═════ DATASET EXCERPTS
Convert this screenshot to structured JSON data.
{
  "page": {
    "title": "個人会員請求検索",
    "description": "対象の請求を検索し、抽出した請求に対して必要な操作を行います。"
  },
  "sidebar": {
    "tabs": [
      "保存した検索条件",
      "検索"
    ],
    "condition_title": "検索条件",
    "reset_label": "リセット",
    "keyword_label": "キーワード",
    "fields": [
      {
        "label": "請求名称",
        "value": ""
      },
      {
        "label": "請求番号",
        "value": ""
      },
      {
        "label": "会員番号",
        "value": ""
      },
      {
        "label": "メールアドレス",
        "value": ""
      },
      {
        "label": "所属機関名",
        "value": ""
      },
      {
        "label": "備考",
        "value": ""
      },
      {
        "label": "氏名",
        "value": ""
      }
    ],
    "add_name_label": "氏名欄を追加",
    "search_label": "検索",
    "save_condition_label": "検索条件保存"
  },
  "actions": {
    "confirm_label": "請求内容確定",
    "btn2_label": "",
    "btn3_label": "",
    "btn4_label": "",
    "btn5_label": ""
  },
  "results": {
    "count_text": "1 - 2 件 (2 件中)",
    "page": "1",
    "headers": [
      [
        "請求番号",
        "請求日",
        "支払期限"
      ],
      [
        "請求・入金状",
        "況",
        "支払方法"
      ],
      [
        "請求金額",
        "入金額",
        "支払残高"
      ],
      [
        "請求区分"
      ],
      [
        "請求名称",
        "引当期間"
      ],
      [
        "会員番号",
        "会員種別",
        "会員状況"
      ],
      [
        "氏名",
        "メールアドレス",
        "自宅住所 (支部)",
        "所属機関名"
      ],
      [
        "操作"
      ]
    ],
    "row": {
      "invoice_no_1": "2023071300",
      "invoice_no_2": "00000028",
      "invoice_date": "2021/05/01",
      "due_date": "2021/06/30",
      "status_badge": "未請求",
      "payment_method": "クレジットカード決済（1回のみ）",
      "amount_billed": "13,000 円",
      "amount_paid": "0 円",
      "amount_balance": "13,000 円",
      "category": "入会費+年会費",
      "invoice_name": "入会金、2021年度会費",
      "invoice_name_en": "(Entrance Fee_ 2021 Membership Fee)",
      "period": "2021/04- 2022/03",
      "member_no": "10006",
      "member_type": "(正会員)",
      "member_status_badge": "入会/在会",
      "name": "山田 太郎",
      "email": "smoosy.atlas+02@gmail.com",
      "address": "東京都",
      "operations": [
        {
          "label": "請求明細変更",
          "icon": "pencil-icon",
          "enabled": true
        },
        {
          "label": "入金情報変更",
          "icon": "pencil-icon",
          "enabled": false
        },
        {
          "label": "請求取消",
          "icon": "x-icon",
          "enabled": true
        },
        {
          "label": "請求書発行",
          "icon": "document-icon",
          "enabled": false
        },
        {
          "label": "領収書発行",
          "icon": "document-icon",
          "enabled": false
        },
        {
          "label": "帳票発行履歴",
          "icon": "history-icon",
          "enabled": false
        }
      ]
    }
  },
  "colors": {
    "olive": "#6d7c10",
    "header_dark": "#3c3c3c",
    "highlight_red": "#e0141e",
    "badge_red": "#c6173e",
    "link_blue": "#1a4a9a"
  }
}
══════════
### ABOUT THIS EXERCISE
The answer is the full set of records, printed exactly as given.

### RESULT OF THE TASK
Convert this screenshot to structured JSON data.
{
  "page": {
    "title": "個人会員請求検索",
    "description": "対象の請求を検索し、抽出した請求に対して必要な操作を行います。"
  },
  "sidebar": {
    "tabs": [
      "保存した検索条件",
      "検索"
    ],
    "condition_title": "検索条件",
    "reset_label": "リセット",
    "keyword_label": "キーワード",
    "fields": [
      {
        "label": "請求名称",
        "value": ""
      },
      {
        "label": "請求番号",
        "value": ""
      },
      {
        "label": "会員番号",
        "value": ""
      },
      {
        "label": "メールアドレス",
        "value": ""
      },
      {
        "label": "所属機関名",
        "value": ""
      },
      {
        "label": "備考",
        "value": ""
      },
      {
        "label": "氏名",
        "value": ""
      }
    ],
    "add_name_label": "氏名欄を追加",
    "search_label": "検索",
    "save_condition_label": "検索条件保存"
  },
  "actions": {
    "confirm_label": "請求内容確定",
    "btn2_label": "",
    "btn3_label": "",
    "btn4_label": "",
    "btn5_label": ""
  },
  "results": {
    "count_text": "1 - 2 件 (2 件中)",
    "page": "1",
    "headers": [
      [
        "請求番号",
        "請求日",
        "支払期限"
      ],
      [
        "請求・入金状",
        "況",
        "支払方法"
      ],
      [
        "請求金額",
        "入金額",
        "支払残高"
      ],
      [
        "請求区分"
      ],
      [
        "請求名称",
        "引当期間"
      ],
      [
        "会員番号",
        "会員種別",
        "会員状況"
      ],
      [
        "氏名",
        "メールアドレス",
        "自宅住所 (支部)",
        "所属機関名"
      ],
      [
        "操作"
      ]
    ],
    "row": {
      "invoice_no_1": "2023071300",
      "invoice_no_2": "00000028",
      "invoice_date": "2021/05/01",
      "due_date": "2021/06/30",
      "status_badge": "未請求",
      "payment_method": "クレジットカード決済（1回のみ）",
      "amount_billed": "13,000 円",
      "amount_paid": "0 円",
      "amount_balance": "13,000 円",
      "category": "入会費+年会費",
      "invoice_name": "入会金、2021年度会費",
      "invoice_name_en": "(Entrance Fee_ 2021 Membership Fee)",
      "period": "2021/04- 2022/03",
      "member_no": "10006",
      "member_type": "(正会員)",
      "member_status_badge": "入会/在会",
      "name": "山田 太郎",
      "email": "smoosy.atlas+02@gmail.com",
      "address": "東京都",
      "operations": [
        {
          "label": "請求明細変更",
          "icon": "pencil-icon",
          "enabled": true
        },
        {
          "label": "入金情報変更",
          "icon": "pencil-icon",
          "enabled": false
        },
        {
          "label": "請求取消",
          "icon": "x-icon",
          "enabled": true
        },
        {
          "label": "請求書発行",
          "icon": "document-icon",
          "enabled": false
        },
        {
          "label": "領収書発行",
          "icon": "document-icon",
          "enabled": false
        },
        {
          "label": "帳票発行履歴",
          "icon": "history-icon",
          "enabled": false
        }
      ]
    }
  },
  "colors": {
    "olive": "#6d7c10",
    "header_dark": "#3c3c3c",
    "highlight_red": "#e0141e",
    "badge_red": "#c6173e",
    "link_blue": "#1a4a9a"
  }
}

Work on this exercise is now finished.